** TASK PROMPT **
Could you copy every line of the data that contains the word "title"?

#### MATERIAL PROVIDED

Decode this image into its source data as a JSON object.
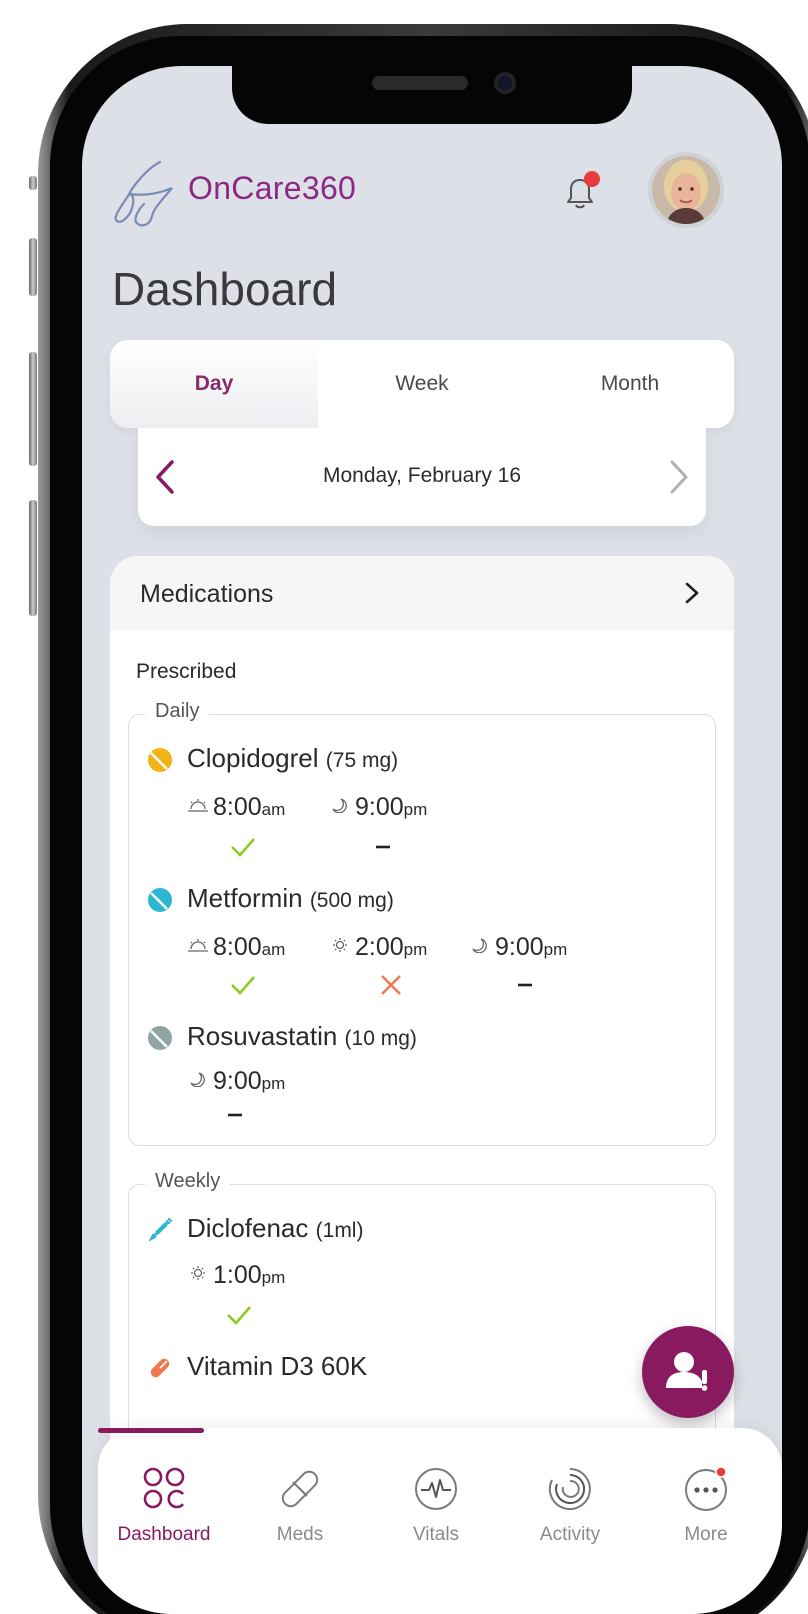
{
  "app": {
    "brand": "OnCare360"
  },
  "header": {
    "title": "Dashboard",
    "notification_icon": "bell-icon",
    "has_unread": true
  },
  "range_tabs": [
    {
      "label": "Day",
      "active": true
    },
    {
      "label": "Week",
      "active": false
    },
    {
      "label": "Month",
      "active": false
    }
  ],
  "date_nav": {
    "date": "Monday, February 16"
  },
  "medications": {
    "title": "Medications",
    "section": "Prescribed",
    "daily_label": "Daily",
    "weekly_label": "Weekly",
    "daily": [
      {
        "name": "Clopidogrel",
        "dose": "(75 mg)",
        "icon_color": "#f0b417",
        "times": [
          {
            "time": "8:00",
            "period": "am",
            "tod": "sunrise-icon",
            "status": "taken"
          },
          {
            "time": "9:00",
            "period": "pm",
            "tod": "moon-icon",
            "status": "pending"
          }
        ]
      },
      {
        "name": "Metformin",
        "dose": "(500 mg)",
        "icon_color": "#2bb7cf",
        "times": [
          {
            "time": "8:00",
            "period": "am",
            "tod": "sunrise-icon",
            "status": "taken"
          },
          {
            "time": "2:00",
            "period": "pm",
            "tod": "sun-icon",
            "status": "missed"
          },
          {
            "time": "9:00",
            "period": "pm",
            "tod": "moon-icon",
            "status": "pending"
          }
        ]
      },
      {
        "name": "Rosuvastatin",
        "dose": "(10 mg)",
        "icon_color": "#8ea7a4",
        "times": [
          {
            "time": "9:00",
            "period": "pm",
            "tod": "moon-icon",
            "status": "pending"
          }
        ]
      }
    ],
    "weekly": [
      {
        "name": "Diclofenac",
        "dose": "(1ml)",
        "icon": "syringe-icon",
        "times": [
          {
            "time": "1:00",
            "period": "pm",
            "tod": "sun-icon",
            "status": "taken"
          }
        ]
      },
      {
        "name": "Vitamin D3 60K",
        "dose": "",
        "icon": "capsule-icon"
      }
    ]
  },
  "status_colors": {
    "taken": "#8ccb1f",
    "missed": "#f07850",
    "accent": "#8a1a60"
  },
  "bottom_nav": [
    {
      "label": "Dashboard",
      "icon": "grid-icon",
      "active": true
    },
    {
      "label": "Meds",
      "icon": "pill-icon",
      "active": false
    },
    {
      "label": "Vitals",
      "icon": "heartbeat-icon",
      "active": false
    },
    {
      "label": "Activity",
      "icon": "activity-ring-icon",
      "active": false
    },
    {
      "label": "More",
      "icon": "more-icon",
      "active": false
    }
  ]
}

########

** YOUR RESPONSE **
    "title": "Dashboard",
    "title": "Medications",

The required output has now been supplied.